Oh, good. Now the lawsuit is only $54 million worth of frivolous instead of $67 million.

For all of you eagerly awaiting the outcome of this case, it is scheduled for trial on June 11.

June 5 roundup

  • Everyone’s got an opinion on Dr. Flea’s trial-blogging fiasco [Beldar, Childs, Adler @ Volokh (lively comments including Ted), Turkewitz (who also provides huge link roundups here and here), KevinMD]
  • Sidebar: some other doctor-bloggers have shut down or curtailed posting lately amid pressures from disapproving employers and patient-privacy legal worries [KevinMD first, second posts; Distractible Mind, Blogaholic]
  • Amusement park unwisely allows “extremely large” woman to occupy two seats on the roller coaster, and everyone lands with a thump in court [Morris County, N.J. Daily Record via Childs]
  • Prosecutors all over are trying to live down the “Duke effect” [NLJ]; how to prevent the next such debacle [Cernovich]
  • Bad for their image: trial lawyers’ AAJ (formerly ATLA) files ethics complaint against Judge Roy Pearson Jr., of $65 million lost-pants-suit infamy [Legal Times]
  • More suits assert rights to “virtual property” in Second Life, World of Warcraft online simulations [Parloff]
  • Plea deals and immunity in the Conrad Black affair [Steyn, OC Register]
  • Another round in case of local blog sent nastygram for allegedly defaming the city of Pomona, Calif. [Foothill Cities; earlier]
  • “There once was a guy named Lerach…” — Milberg prosecution has reached the limerick stage [WSJ Law Blog comments]
  • Government of India plans to fight Americans’ claims of intellectual property over yoga postures [Times Online; earlier here and here]
  • After car-deer collision, lawyer goes after local residents who allegedly made accident more likely by feeding the creatures [seven years ago on Overlawyered]

May 22 roundup

  • Class action lawyer on the divvying up of $6.9M of attorneys fees among 79 attorneys: “There were two firms that . . . we generously gave a substantial award that really didn’t do anything for the common benefit.” But the award is still under seal; the Fifth Circuit is now considering.

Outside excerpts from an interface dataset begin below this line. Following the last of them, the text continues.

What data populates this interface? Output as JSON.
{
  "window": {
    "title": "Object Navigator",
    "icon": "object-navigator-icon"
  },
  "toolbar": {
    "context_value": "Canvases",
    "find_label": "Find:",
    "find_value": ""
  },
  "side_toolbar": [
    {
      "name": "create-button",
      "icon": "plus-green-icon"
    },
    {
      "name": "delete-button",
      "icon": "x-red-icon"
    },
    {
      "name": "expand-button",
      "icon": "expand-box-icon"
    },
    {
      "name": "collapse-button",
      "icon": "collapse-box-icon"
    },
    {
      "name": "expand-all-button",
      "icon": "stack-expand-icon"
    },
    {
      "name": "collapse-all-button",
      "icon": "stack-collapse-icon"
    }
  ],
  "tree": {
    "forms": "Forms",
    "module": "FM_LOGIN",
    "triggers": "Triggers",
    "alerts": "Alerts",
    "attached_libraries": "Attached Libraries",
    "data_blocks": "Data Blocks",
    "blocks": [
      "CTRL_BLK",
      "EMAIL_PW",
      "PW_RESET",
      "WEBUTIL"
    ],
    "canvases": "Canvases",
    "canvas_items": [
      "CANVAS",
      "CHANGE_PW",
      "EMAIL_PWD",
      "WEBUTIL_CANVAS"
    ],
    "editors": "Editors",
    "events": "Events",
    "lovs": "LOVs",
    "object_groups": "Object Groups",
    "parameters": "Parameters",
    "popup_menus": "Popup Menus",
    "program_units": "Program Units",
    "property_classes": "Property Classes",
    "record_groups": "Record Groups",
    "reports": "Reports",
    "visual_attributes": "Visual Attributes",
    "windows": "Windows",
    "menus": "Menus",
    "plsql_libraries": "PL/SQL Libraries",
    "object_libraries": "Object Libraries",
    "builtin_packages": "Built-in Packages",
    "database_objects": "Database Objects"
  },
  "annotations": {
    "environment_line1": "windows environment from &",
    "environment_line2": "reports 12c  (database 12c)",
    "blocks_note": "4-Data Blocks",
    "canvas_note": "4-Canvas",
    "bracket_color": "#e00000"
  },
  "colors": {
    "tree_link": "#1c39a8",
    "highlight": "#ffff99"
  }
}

WSJ: “Unsealing the records would be a good first step, but Mr. Barrett’s statements suggest that the juiciest story is not how the money was divided among the lawyers, but how 79 lawyers extracted nearly twice as much from the defendant for themselves than they won for their 81,000 clients. Just another day at the office for the tort bar.” We reported Apr. 9. [W$J]
  • Street vendor sign of “180-degree coffee” reminds professor that McDonald’s coffee isn’t all that relatively hot. [Childs]
  • Briefing from the Pearson pants case (Apr. 26, etc.). [On Point]
  • FDA scandal! Or is it? Is it really the case, as some claim, that safety is never too expensive? [Point of Law]
  • Trial lawyers and Jay Angoff, at it again, incredibly accusing a non-profit mutual med-mal insurer of gouging. [RiskProf]
  • “Treating patients is a lot harder for this physician—and much less fun—in a climate of fingerpointing.” [Medical Economics via Kevin MD]
  • Are abuse victims squandering their moral authority? [Commonweal]